Late on Sunday and early Monday, four Russian military aircraft were seen and monitored by NORAD as they flew into the Alaska Air Defense Identification Zone (ADIZ).
According to NORAD, the Russian aircraft never crossed into U.S. or Canadian territory and never left international airspace. For the sake of national security, every aircraft must be immediately identifiable inside the ADIZ, a delineated section of international airspace. To monitor the skies and take the necessary defensive measures, NORAD uses a multi-tiered system of satellites, ground-based and aerial radars, and fighter planes.
In order to protect North America, NORAD will continue to maintain its arsenal of reaction options. This comes after the United States Navy responded strongly to a coordinated naval operation between China and Russia near U.S. territory earlier this month. Alaska Republican Senator Dan Sullivan claimed four warships were sent to divert the Chinese and Russian vessels off American territory.
Russia and China have never before collaborated so closely on a naval task force, and the magnitude and breadth of this operation is unique. Sullivan said that it’s clear from this occurrence that the more aggressive dictatorships in Beijing and Moscow have ushered in a new age of totalitarian aggressiveness.
On July 3, May 15, and April 17, NORAD received reports of Russian aircraft violating Alaska’s airspace. On both May 11 and April 17, NORAD did more than merely see Russian planes, going so far as to conduct a “routine intercept.”

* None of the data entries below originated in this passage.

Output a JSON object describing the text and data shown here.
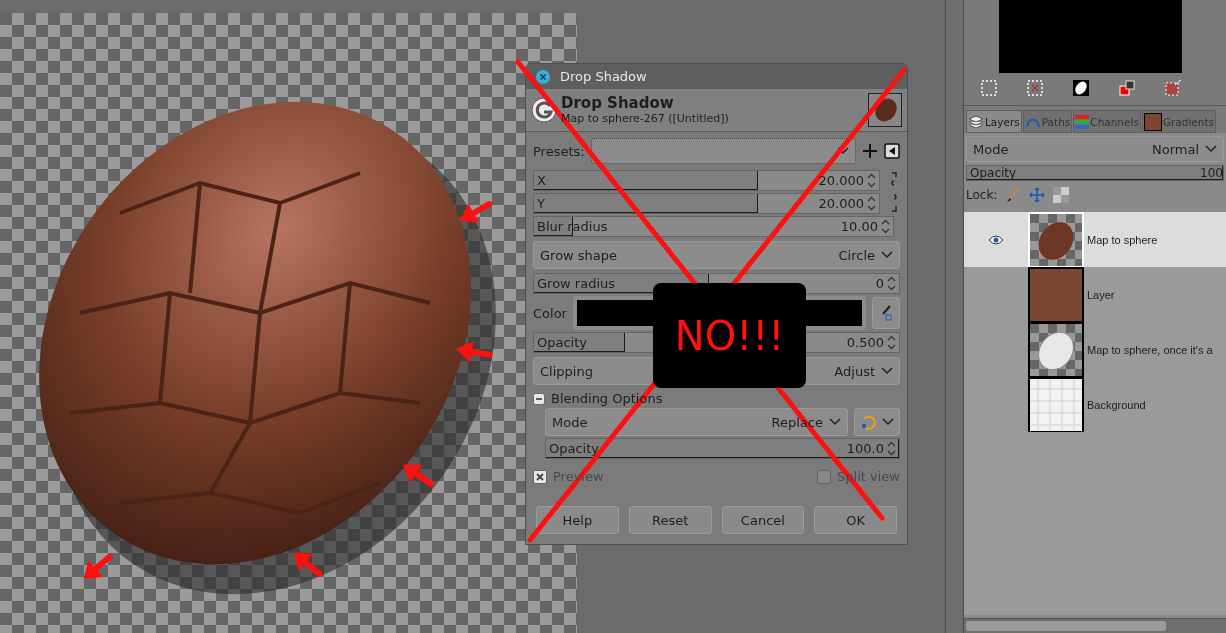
{
  "dialog": {
    "title": "Drop Shadow",
    "heading": "Drop Shadow",
    "subtitle": "Map to sphere-267 ([Untitled])",
    "presets_label": "Presets:",
    "fields": [
      {
        "kind": "slider",
        "label": "X",
        "value": "20.000",
        "level": 0.65
      },
      {
        "kind": "slider",
        "label": "Y",
        "value": "20.000",
        "level": 0.65
      },
      {
        "kind": "slider",
        "label": "Blur radius",
        "value": "10.00",
        "level": 0.11
      },
      {
        "kind": "select",
        "label": "Grow shape",
        "value": "Circle"
      },
      {
        "kind": "slider",
        "label": "Grow radius",
        "value": "0",
        "level": 0.48
      },
      {
        "kind": "color",
        "label": "Color"
      },
      {
        "kind": "slider",
        "label": "Opacity",
        "value": "0.500",
        "level": 0.25
      },
      {
        "kind": "select",
        "label": "Clipping",
        "value": "Adjust"
      }
    ],
    "blending": {
      "label": "Blending Options",
      "expanded": true,
      "mode_label": "Mode",
      "mode_value": "Replace",
      "opacity": {
        "label": "Opacity",
        "value": "100.0",
        "level": 1
      }
    },
    "preview": {
      "label": "Preview",
      "checked": true
    },
    "split_view": {
      "label": "Split view",
      "checked": false
    },
    "buttons": [
      "Help",
      "Reset",
      "Cancel",
      "OK"
    ]
  },
  "stamp": "NO!!!",
  "layers_panel": {
    "tabs": [
      {
        "label": "Layers",
        "selected": true
      },
      {
        "label": "Paths",
        "selected": false
      },
      {
        "label": "Channels",
        "selected": false
      },
      {
        "label": "Gradients",
        "selected": false
      }
    ],
    "mode_label": "Mode",
    "mode_value": "Normal",
    "opacity": {
      "label": "Opacity",
      "value": "100",
      "level": 1
    },
    "lock_label": "Lock:",
    "layers": [
      {
        "name": "Map to sphere",
        "kind": "egg",
        "selected": true,
        "visible": true
      },
      {
        "name": "Layer",
        "kind": "fill",
        "selected": false,
        "visible": false
      },
      {
        "name": "Map to sphere, once it's a",
        "kind": "white-egg",
        "selected": false,
        "visible": false
      },
      {
        "name": "Background",
        "kind": "pattern",
        "selected": false,
        "visible": false
      }
    ]
  }
}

Since 2007, after Russia once again began out-of-area Long Range Aviation activities, NORAD has averaged around six or seven intercepts of Russian military aircraft in the ADIZ every year. When an army aircraft enters an ADIZ, NORAD watches its movements, verifies its identity, and, if required, guides the plane out of the ADIZ.